Until the mid-20th century, Sa'udi Arabia had no formal money and banking system. To the degree that money was used, Sa'udis primarily used coins having a metallic content equal to their value (full-bodied coins) for storing value and limited exchange transactions in urban areas. For centuries, foreign coins had served the local inhabitants' monetary needs. Development of banking was inhibited by the Quranic injunction against interest. A few banking functions existed, such as money changers (largely for pilgrims visiting Mecca), who had informal connections with international currency markets. A foreign bank was established in Jeddah in 1926, but its importance was minor. Foreign and domestic banks were formed as oil revenues began to increase. Their business consisted mostly of making short-term loans to finance imports, commercial trading, and businesses catering to pilgrims. Although lending at interest is prohibited by Islamic law, banking has flourished in Sa'udi Arabia as a conduit for the investment of oil money. The Sa'udi Arabian Monetary Agency (SAMA) was established by royal decree in 1952 to maintain the internal and external value of currency. The agency issues notes and coins with 100% cover in gold and convertible foreign exchange and regulates all banks and exchange dealers.
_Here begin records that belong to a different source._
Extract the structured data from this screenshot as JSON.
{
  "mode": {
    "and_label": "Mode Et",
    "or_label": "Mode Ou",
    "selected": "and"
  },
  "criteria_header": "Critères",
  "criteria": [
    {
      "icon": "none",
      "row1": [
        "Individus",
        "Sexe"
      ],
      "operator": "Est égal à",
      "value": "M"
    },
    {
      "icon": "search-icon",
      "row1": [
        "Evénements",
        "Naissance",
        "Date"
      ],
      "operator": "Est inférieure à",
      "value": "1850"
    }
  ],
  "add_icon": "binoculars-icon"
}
SAMA runs a stock exchange in Sa'udi Arabia, created in 1990 as an over-the-counter market in which the commercial banks buy and sell shares by means of an electronic trading system. Although this system has facilitated easy access to transacting, the market remains relatively illiquid because of the small numbers of issuers and the narrow investor base. There are 76 companies listed on the exchange. The value of traded shares was $22.2 billion in 2001, a turnover ratio of 31.7%. Total market capitalization was just over $73 billion. The new IFCG Sa'udi Index closed up 7.4% in 2001, its fourth year of existence, after surging increases of 49% and 16.3% in 1999 and 2000, respectively. The market is closed to direct foreign investment, but foreigners can buy and trade shares of Sa'udi companies within a closed-end fund listed in the United Kingdom. In 2002 there were 10 commercial banking houses, the largest of which was The National Commercial Bank. Cumulatively, the total size of the bank's balance sheets stood at over SR 110 billion, with operating profits of SR2 billion in 2001. Eight of the ten are joint venture banks. The major foreign partners include Citibank, Arab Bank Ltd., Banque Indosuez, HSBC Holdings, and ABN Amro. The International Monetary Fund reports that in 2001, currency and demand deposits—an aggregate commonly known as M1—were equal to $48.0 billion. In that same year, M2—an aggregate equal to M1 plus savings deposits, small time deposits, and money market mutual funds—was $88.4 billion.